It is also our story with regard to most of the Heavy Vinyl pressings we have played over the last twenty five years, the worst of which can be found here. We see very little evidence that we got any of that wrong. (more…)
- White Hot on side two, Super Hot on one, killer from start to finish
- The sound of Master Tapes, not dubs, shocking as it may seem
- So many of the band’s best songs on one LP make this a Must-Own
- This copy rocks with all the energy that L&M’s super-tight band is capable of
Both of the copies in this 2-pack have one excellent side and one side that just didn’t meet our standards, so we combined them to give you Super Hot Stamper sound for the entire album.

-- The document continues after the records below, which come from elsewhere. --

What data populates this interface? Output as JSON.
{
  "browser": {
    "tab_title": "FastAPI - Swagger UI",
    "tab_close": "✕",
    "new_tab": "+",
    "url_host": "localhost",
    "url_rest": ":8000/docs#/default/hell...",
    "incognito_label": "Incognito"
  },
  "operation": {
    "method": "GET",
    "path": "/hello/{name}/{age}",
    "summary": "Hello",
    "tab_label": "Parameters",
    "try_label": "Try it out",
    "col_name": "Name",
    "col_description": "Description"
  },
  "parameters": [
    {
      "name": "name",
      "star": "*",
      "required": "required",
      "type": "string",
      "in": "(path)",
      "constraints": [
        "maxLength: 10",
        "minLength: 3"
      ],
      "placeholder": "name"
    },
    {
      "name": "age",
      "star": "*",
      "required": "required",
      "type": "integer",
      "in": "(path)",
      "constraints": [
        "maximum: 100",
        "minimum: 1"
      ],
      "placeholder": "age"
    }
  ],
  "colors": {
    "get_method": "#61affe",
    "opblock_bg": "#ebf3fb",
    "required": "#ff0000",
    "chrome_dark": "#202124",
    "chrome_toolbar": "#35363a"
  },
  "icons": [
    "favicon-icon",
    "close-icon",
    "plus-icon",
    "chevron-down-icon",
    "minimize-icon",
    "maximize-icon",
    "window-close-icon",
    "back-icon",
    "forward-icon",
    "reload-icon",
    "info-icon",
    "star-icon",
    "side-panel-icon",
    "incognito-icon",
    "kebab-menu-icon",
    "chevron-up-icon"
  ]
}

The best news we have to report concerning this compilation is that it does not sound at all like a compilation, and by that we mean that the best copies don’t sound “dubby”, flat, small or compressed. The best copies, in fact, ROCK, with all the energy that the band is capable of.
You may have noticed that we do very few Greatest Hits albums here at Better Records, for the simple reason that most greatest hits albums don’t sound very good. This is one of the few exceptions to that rule that we’ve come across in our record playing travels over the years.
The best originals may be slightly better, but the difference between our Hot Stampers of this album and whatever original pressing you own should be pronounced, in our favor of course. (more…)
- A KILLER copy of band’s debut with Shootout Winning Triple Plus (A+++) sound or very close to it on both sides – exceptionally quiet vinyl too
- Hard rockin’ energy to spare, the kind you will be hard-pressed to find on any modern Heavy Vinyl reissue these days – Appetite for Destruction is big and bold and simply amazing here
- Turn this one up – on a pressing this good, the louder you play it, the better it sounds
- 5 stars: “. . . as good as Rose’s lyrics and screeching vocals are, they wouldn’t be nearly as effective without the twin-guitar interplay of Slash and Izzy Stradlin, who spit out riffs and solos better than any band since the Rolling Stones, and that’s what makes Appetite for Destruction the best metal record of the late ’80s.”
Allow me to transcribe my notes:
The right sound — big, rich, tubey and real. Transparent. Rich, smooth, balanced. Horn gets huge and loud the right way. Piano is full. Solid bass.
No need to pick nits.
The Dog that Didn’t Bark in the Night
Normally our notes for the sound of the records we are shooting out against each other fall into two categories: what the record is doing right and what the record is doing wrong. You’ll note that in this case there was nothing wrong about the sound to write about.
I could have found fault somewhere, but when a specific pressing is so clearly superior to its competition, what’s the point?
- One listen to either side of this pressing and you’ll see why this is one of the Top Mercury Titles of All Time
- The Heavy Vinyl reissues – at 45 or 33, on one disc or four, makes no difference – barely begin to capture the energy and drive Dorati brings to the work
- “The magic lies in the elaborate orchestration and the excitingly uneven rhythmic writing. Stravinsky changes the orchestration of his themes at each repetition, breaks them down into their constituent parts, pushes their accents across the bar-line, and moves them out of sync with their own accompaniments.”
Neither side has peak distortion or Inner Groove Distortion of any kind, which is rare for this exceptionally dynamic title in our experience.
Both sides are so clear, ALIVE, and transparent, with huge hall space extending wall to wall and floor to ceiling. Zero compression.
This pressing boasts rich, sweet strings, especially for a Mercury. Both sides really get quiet in places, a sure sign that all the dynamics of the master tape were protected in the mastering of this copy. (more…)